* **Records for the task**:
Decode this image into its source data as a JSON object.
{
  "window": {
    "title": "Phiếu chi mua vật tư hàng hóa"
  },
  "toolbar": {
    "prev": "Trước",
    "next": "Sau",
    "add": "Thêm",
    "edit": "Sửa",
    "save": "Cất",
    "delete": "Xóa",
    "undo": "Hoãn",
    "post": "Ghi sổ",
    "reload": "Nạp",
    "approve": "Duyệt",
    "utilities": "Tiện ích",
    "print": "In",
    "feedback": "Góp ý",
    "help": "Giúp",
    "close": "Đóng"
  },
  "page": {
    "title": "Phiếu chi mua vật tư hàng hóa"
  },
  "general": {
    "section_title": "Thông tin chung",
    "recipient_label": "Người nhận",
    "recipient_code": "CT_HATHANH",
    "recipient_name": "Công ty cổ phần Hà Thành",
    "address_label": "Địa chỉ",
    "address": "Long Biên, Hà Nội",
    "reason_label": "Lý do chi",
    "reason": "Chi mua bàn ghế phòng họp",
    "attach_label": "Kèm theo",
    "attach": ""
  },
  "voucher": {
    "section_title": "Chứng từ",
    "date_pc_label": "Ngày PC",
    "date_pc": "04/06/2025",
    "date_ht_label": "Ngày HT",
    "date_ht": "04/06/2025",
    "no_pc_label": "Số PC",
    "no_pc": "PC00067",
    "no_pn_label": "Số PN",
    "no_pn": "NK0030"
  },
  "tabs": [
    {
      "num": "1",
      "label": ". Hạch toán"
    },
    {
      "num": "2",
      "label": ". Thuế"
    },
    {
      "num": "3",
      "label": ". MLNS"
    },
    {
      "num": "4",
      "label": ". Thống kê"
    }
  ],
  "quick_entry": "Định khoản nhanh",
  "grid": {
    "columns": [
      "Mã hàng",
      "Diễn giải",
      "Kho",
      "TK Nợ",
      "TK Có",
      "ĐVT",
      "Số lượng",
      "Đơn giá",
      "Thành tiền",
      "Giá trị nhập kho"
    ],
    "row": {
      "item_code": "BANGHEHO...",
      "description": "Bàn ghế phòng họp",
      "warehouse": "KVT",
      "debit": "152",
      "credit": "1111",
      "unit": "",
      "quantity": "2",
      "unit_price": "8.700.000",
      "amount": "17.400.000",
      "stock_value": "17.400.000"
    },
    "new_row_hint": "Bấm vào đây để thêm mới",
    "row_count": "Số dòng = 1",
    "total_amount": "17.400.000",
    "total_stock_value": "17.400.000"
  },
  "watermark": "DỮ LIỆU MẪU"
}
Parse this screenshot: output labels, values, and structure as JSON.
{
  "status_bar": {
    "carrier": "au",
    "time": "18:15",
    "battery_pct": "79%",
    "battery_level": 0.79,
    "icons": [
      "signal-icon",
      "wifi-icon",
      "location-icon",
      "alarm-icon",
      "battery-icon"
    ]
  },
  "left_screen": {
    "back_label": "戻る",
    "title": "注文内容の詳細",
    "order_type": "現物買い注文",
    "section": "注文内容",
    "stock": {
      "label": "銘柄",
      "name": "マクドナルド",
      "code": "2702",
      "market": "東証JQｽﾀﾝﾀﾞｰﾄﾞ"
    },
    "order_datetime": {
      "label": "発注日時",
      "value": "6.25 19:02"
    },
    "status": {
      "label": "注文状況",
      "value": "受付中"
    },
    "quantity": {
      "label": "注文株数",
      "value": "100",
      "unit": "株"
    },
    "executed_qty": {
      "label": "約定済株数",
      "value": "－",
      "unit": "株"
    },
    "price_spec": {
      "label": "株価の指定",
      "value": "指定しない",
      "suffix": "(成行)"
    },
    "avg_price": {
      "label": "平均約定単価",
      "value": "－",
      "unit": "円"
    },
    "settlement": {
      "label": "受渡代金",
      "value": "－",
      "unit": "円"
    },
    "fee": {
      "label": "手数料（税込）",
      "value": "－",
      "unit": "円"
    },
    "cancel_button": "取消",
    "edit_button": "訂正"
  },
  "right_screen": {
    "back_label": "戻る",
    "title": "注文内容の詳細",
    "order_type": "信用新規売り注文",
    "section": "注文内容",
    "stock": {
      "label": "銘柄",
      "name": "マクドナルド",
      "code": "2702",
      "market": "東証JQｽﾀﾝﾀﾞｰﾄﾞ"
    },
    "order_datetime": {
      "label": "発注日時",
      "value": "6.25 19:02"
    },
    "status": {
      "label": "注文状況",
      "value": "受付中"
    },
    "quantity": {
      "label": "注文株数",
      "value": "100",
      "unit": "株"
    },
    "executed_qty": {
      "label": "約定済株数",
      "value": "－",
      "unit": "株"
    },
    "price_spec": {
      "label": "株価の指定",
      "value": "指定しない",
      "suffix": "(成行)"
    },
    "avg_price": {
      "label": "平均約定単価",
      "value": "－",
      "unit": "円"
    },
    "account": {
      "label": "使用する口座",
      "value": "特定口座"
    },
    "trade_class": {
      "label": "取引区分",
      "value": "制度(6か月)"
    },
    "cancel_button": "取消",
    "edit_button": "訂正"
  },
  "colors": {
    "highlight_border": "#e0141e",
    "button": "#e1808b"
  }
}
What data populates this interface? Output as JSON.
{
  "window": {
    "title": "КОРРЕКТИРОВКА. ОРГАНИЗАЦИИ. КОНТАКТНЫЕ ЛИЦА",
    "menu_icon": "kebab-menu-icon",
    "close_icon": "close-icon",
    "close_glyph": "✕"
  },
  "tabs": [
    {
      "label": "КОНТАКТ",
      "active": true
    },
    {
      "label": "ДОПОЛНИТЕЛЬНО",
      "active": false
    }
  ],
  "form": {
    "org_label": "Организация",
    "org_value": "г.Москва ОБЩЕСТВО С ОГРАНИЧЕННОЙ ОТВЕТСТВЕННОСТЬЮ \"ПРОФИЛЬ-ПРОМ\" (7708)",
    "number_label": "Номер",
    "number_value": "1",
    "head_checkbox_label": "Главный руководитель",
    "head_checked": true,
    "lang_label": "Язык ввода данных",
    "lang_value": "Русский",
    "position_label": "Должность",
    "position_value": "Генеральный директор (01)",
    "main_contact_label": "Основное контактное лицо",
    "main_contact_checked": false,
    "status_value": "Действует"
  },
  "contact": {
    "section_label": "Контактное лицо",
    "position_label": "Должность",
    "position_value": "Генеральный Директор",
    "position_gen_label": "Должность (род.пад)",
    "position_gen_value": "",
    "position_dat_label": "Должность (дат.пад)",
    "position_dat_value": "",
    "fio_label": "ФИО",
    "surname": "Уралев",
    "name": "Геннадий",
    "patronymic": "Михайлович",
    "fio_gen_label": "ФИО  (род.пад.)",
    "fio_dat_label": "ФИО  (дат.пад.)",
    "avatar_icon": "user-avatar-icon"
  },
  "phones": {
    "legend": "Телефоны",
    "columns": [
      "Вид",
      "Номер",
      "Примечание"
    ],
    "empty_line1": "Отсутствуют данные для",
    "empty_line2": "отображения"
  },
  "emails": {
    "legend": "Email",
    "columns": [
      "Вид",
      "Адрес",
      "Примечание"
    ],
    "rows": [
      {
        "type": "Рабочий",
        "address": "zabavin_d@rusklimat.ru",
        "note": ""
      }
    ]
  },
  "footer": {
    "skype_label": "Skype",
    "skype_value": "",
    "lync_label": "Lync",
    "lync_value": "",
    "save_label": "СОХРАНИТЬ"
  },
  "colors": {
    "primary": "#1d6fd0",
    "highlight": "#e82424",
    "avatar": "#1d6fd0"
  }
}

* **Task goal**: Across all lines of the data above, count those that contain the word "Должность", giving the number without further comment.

* **Task output**: 4